> _How to complete this task_:
The records should be repeated word for word, pictures excluded.

> _Excerpted records_:

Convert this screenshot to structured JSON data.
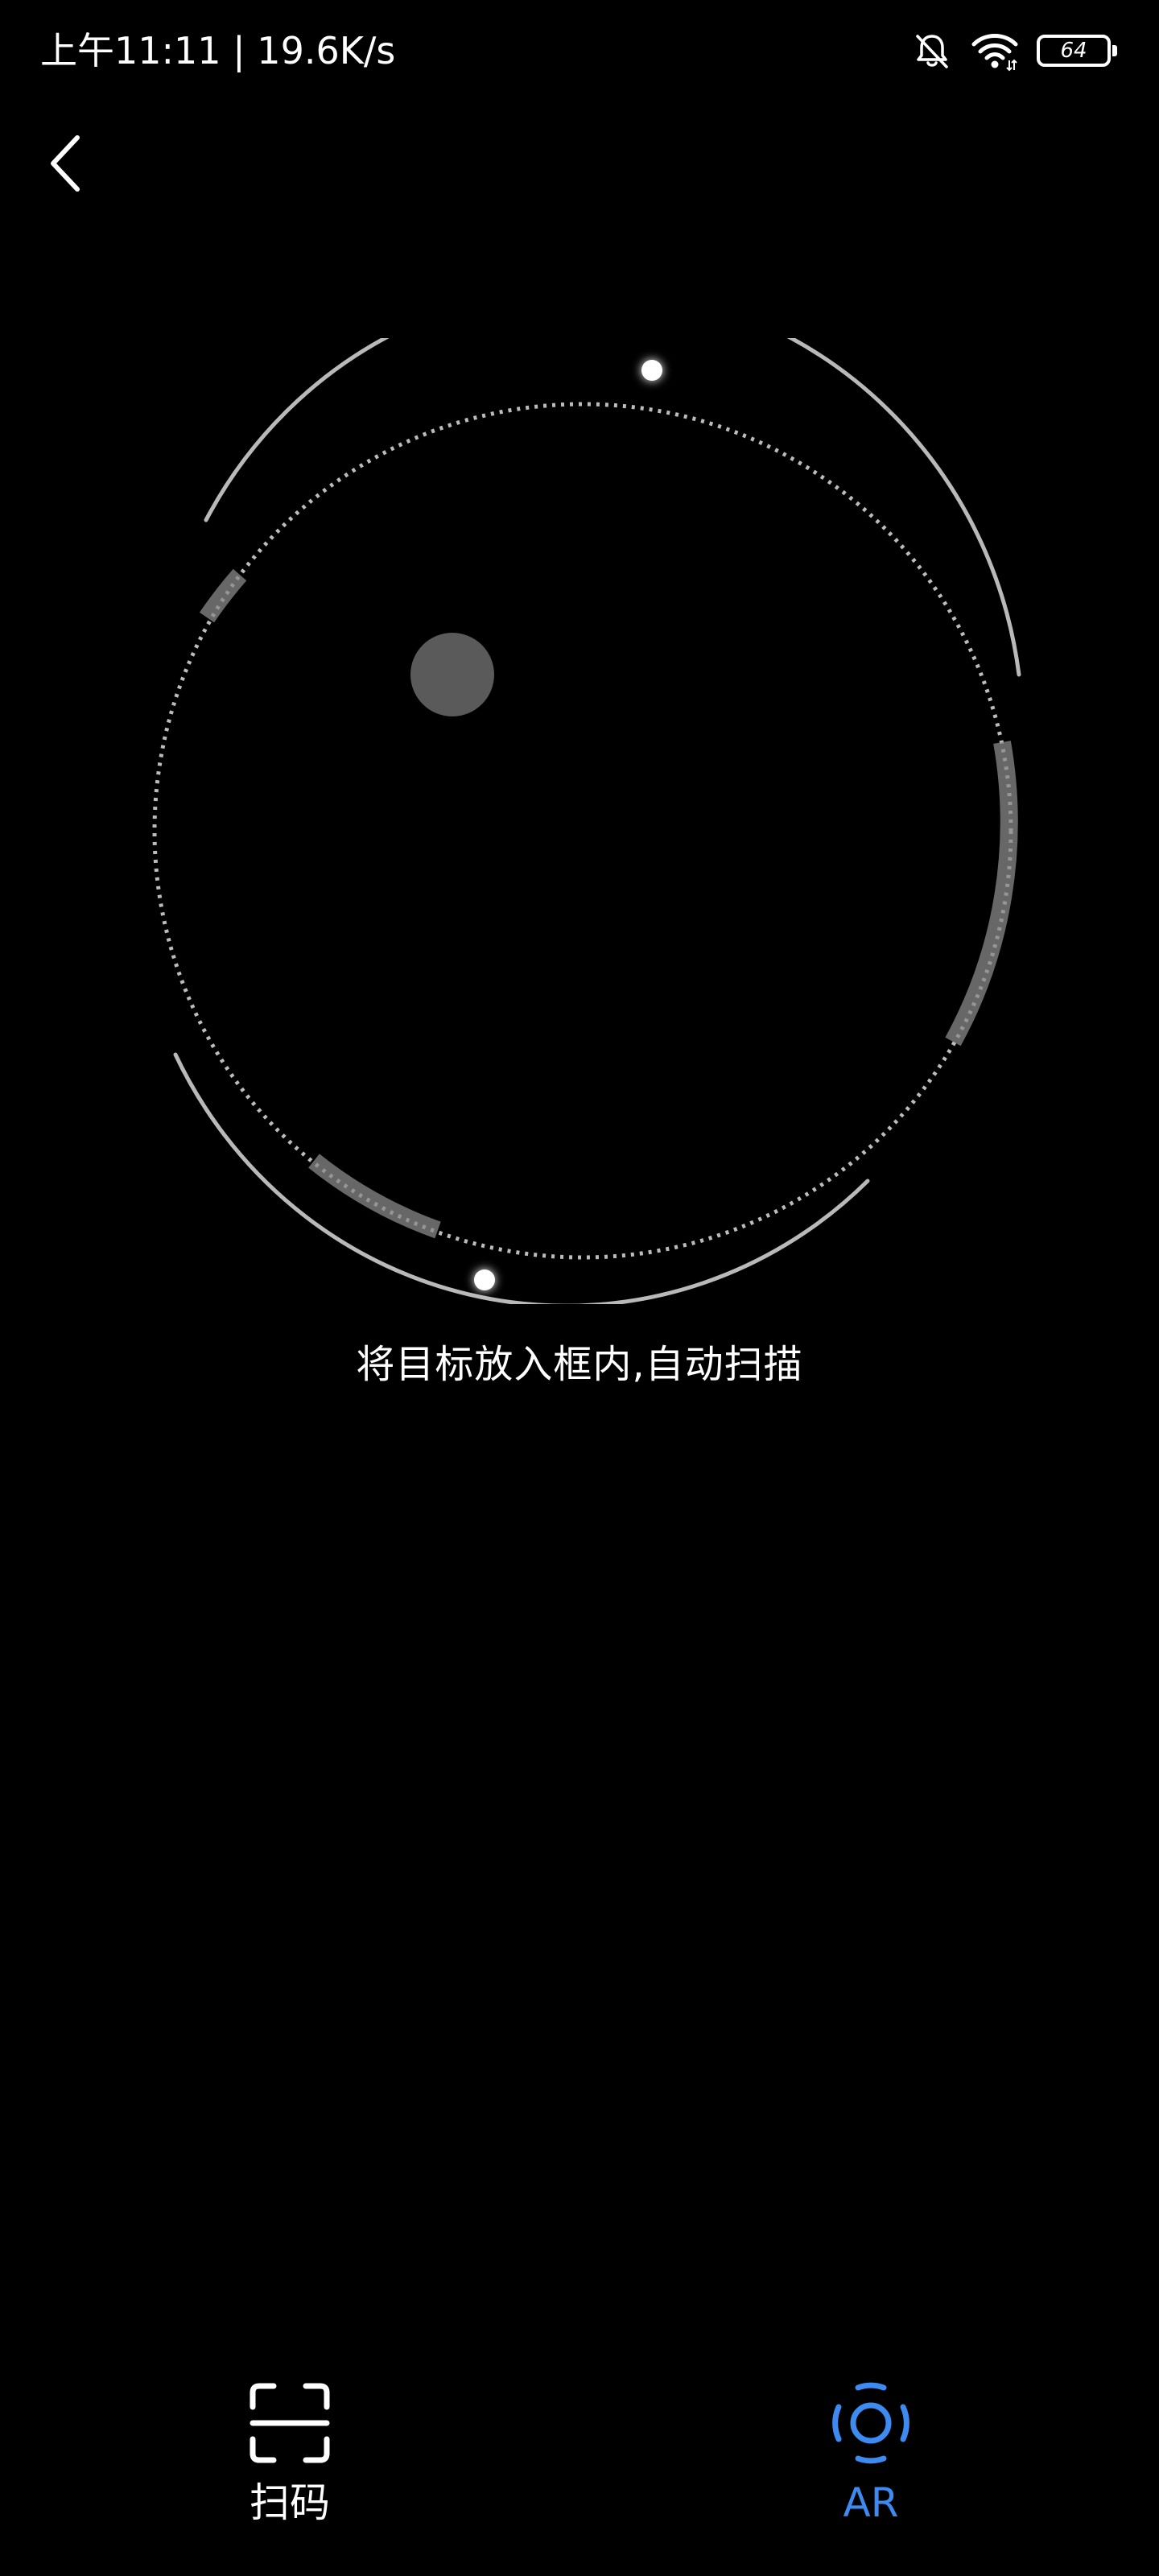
{
  "status_bar": {
    "time": "上午11:11 | 19.6K/s",
    "battery_level": "64",
    "icons": [
      "bell-muted-icon",
      "wifi-icon",
      "battery-icon"
    ]
  },
  "nav": {
    "back_icon": "chevron-left-icon"
  },
  "scan": {
    "hint": "将目标放入框内,自动扫描"
  },
  "tabs": [
    {
      "label": "扫码",
      "icon": "scan-frame-icon",
      "active": false
    },
    {
      "label": "AR",
      "icon": "ar-camera-icon",
      "active": true
    }
  ],
  "colors": {
    "background": "#000000",
    "text": "#ffffff",
    "accent": "#3d8bf0",
    "ring": "#cfcfcf"
  }
}
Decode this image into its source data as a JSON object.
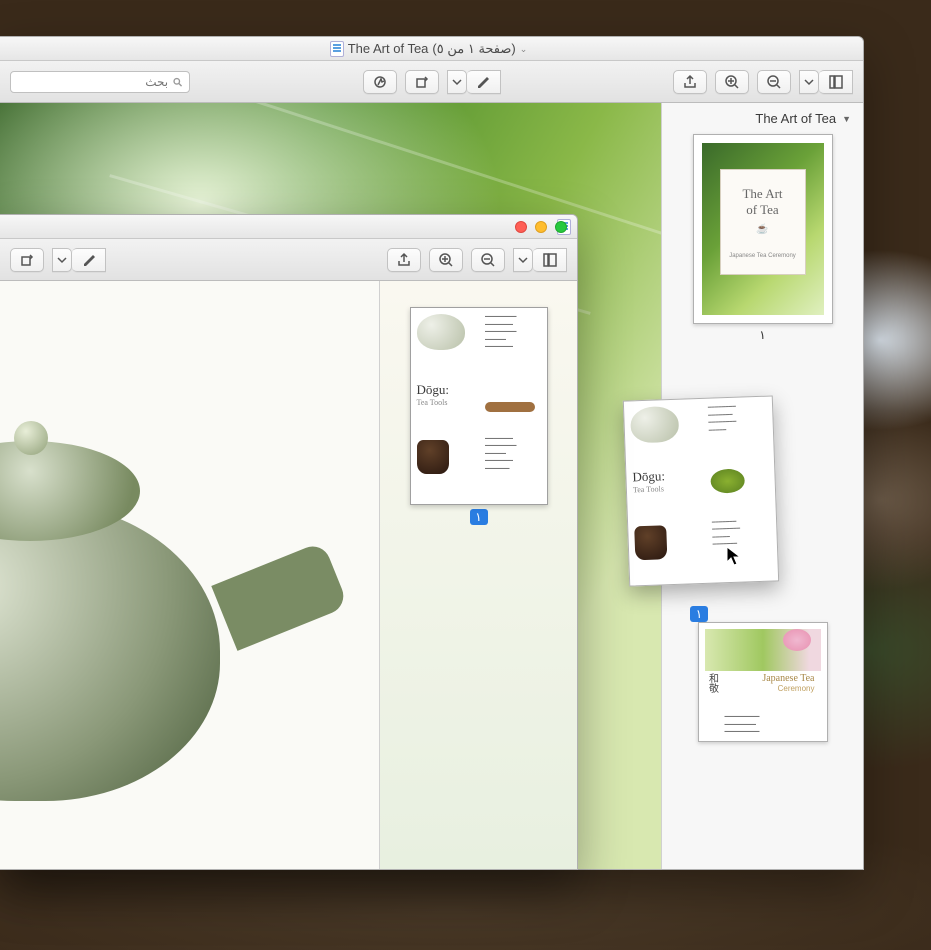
{
  "main_window": {
    "title_doc": "The Art of Tea",
    "title_page_info": "(صفحة ١ من ٥)",
    "search_placeholder": "بحث",
    "sidebar_title": "The Art of Tea",
    "cover": {
      "line1": "The Art",
      "line2": "of Tea",
      "subtitle": "Japanese Tea Ceremony"
    },
    "thumbs": {
      "p1_label": "١",
      "drag_label": "١"
    },
    "dogu": {
      "title": "Dōgu:",
      "subtitle": "Tea Tools"
    },
    "jtc": {
      "title": "Japanese Tea",
      "subtitle": "Ceremony"
    }
  },
  "front_window": {
    "dogu": {
      "title": "Dōgu:",
      "subtitle": "Tea Tools"
    },
    "p1_label": "١"
  },
  "icons": {
    "search": "search-icon",
    "markup": "markup-icon",
    "rotate": "rotate-icon",
    "pen": "pen-icon",
    "share": "share-icon",
    "zoom_in": "zoom-in-icon",
    "zoom_out": "zoom-out-icon",
    "view": "view-mode-icon"
  }
}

> _Response area_:
Convert this screenshot to structured JSON data.
{
  "status_bar": {
    "time": "上午11:11 | 19.6K/s",
    "battery_level": "64",
    "icons": [
      "bell-muted-icon",
      "wifi-icon",
      "battery-icon"
    ]
  },
  "nav": {
    "back_icon": "chevron-left-icon"
  },
  "scan": {
    "hint": "将目标放入框内,自动扫描"
  },
  "tabs": [
    {
      "label": "扫码",
      "icon": "scan-frame-icon",
      "active": false
    },
    {
      "label": "AR",
      "icon": "ar-camera-icon",
      "active": true
    }
  ],
  "colors": {
    "background": "#000000",
    "text": "#ffffff",
    "accent": "#3d8bf0",
    "ring": "#cfcfcf"
  }
}
Decode this image into its source data as a JSON object.
{
  "main_window": {
    "title_doc": "The Art of Tea",
    "title_page_info": "(صفحة ١ من ٥)",
    "search_placeholder": "بحث",
    "sidebar_title": "The Art of Tea",
    "cover": {
      "line1": "The Art",
      "line2": "of Tea",
      "subtitle": "Japanese Tea Ceremony"
    },
    "thumbs": {
      "p1_label": "١",
      "drag_label": "١"
    },
    "dogu": {
      "title": "Dōgu:",
      "subtitle": "Tea Tools"
    },
    "jtc": {
      "title": "Japanese Tea",
      "subtitle": "Ceremony"
    }
  },
  "front_window": {
    "dogu": {
      "title": "Dōgu:",
      "subtitle": "Tea Tools"
    },
    "p1_label": "١"
  },
  "icons": {
    "search": "search-icon",
    "markup": "markup-icon",
    "rotate": "rotate-icon",
    "pen": "pen-icon",
    "share": "share-icon",
    "zoom_in": "zoom-in-icon",
    "zoom_out": "zoom-out-icon",
    "view": "view-mode-icon"
  }
}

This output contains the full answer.